area is similar among the applicable models in AD 2021-14-12. The issue
specific to this area was addressed in AD 2021-14-12.
The FAA proposed the NPRM to address inspection for bondline
delamination on the entire airplane based on an understanding that
standard maintenance actions were insufficient to detect an issue.
Because more models than those covered by AD 2021-14-12 share a similar
bonded construction for the airplane as a whole, the NPRM proposed to
also apply to True Flight Holdings LLC Model AA-5A and AA-5B airplanes.
The FAA received comments from 41 commenters. The commenters were
the Aircraft Owners and Pilots Association (AOPA), the Grumman Owners
Pilots Association (GOPA), Fortnight Aviation Maintenance, and many
individual airplane owners and pilots.
All commenters opposed the NPRM. Most commenters stated that the
actions proposed in the NPRM are already addressed by existing
maintenance practices or included in maintenance documents such as the
Grumman maintenance manual, the annual inspection checklist, service
bulletins, and AD 2021-14-12. The commenters noted that the January
2021 accident resulted from poor maintenance practices and failure to
adequately follow these existing procedures, not from any fault with
the procedures themselves. For this reason, some commenters requested
the FAA withdraw the NPRM due to lack of supporting data and issue a
special airworthiness information bulletin (SAIB) instead.
Several commenters requested that the FAA remove Model AA-5, AA-5A,
and AA-5B airplanes from the applicability because these models have a
different design than the accident airplane. Many commenters noted that
the proposed AD is overly broad because the delamination issue is
limited to pre-1977 models manufactured with a ``purple glue'' for
adhesive. AOPA, GOPA, and a few individuals stated the proposed
requirement to tap test all bondlines on the airplane annually would
damage the paint and lead to corrosion. Lastly, AOPA, GOPA, and two
individuals requested the FAA increase its estimated labor rate of $85
The FAA agrees that the instructions in the airplane maintenance
manual are sufficient to detect the type of damage that is believed to
have led to the originating accident, as well as similar damage on the
rest of the airplane.
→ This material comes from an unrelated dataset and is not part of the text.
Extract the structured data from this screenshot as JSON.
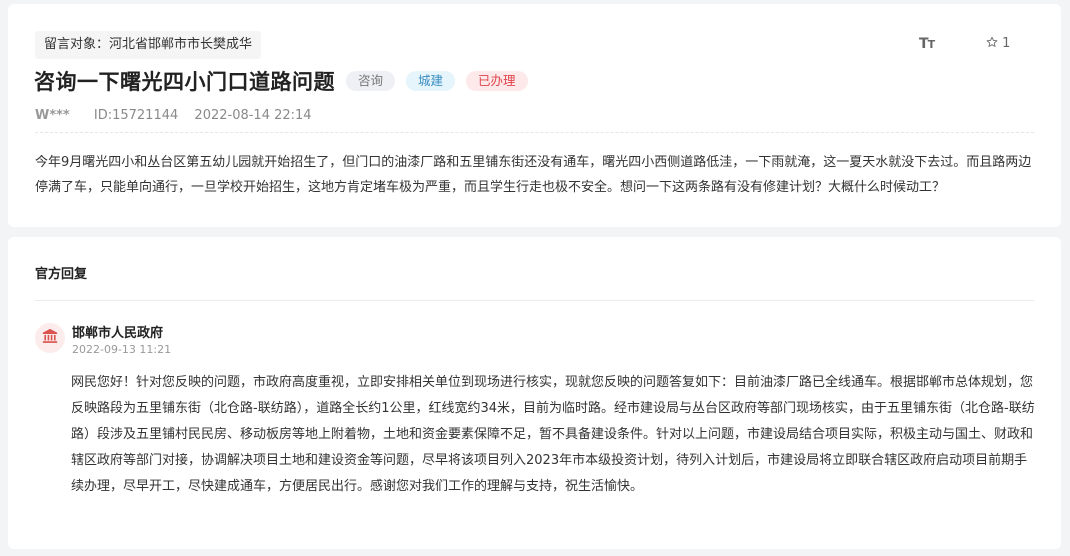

The FAA further agrees that the original findings
were not indicative of an unsafe condition, but instead indicative of
incorrectly followed maintenance procedures. Based on this assessment,
the proposed inspection in the NPRM would exceed what is sufficient to
detect the main issue of bondline delamination. The FAA has determined
that additional AD action is not warranted and the proposal should be
The FAA acknowledges the comments unrelated to whether there is an
unsafe condition. However, because the FAA is withdrawing the NPRM,
those commenters' requests are no longer necessary.
Withdrawal of the NPRM constitutes only such action and does not
preclude the FAA from further rulemaking on this issue, nor does it
commit the FAA to any course of action in the future.
Since this action only withdraws an NPRM, it is neither a proposed
AD nor a final rule. This action, therefore, is not covered under
Executive Order 12866 or the Regulatory Flexibility Act.
List of Subjects in 14 CFR Part 39
Air transportation, Aircraft, Aviation safety, Safety.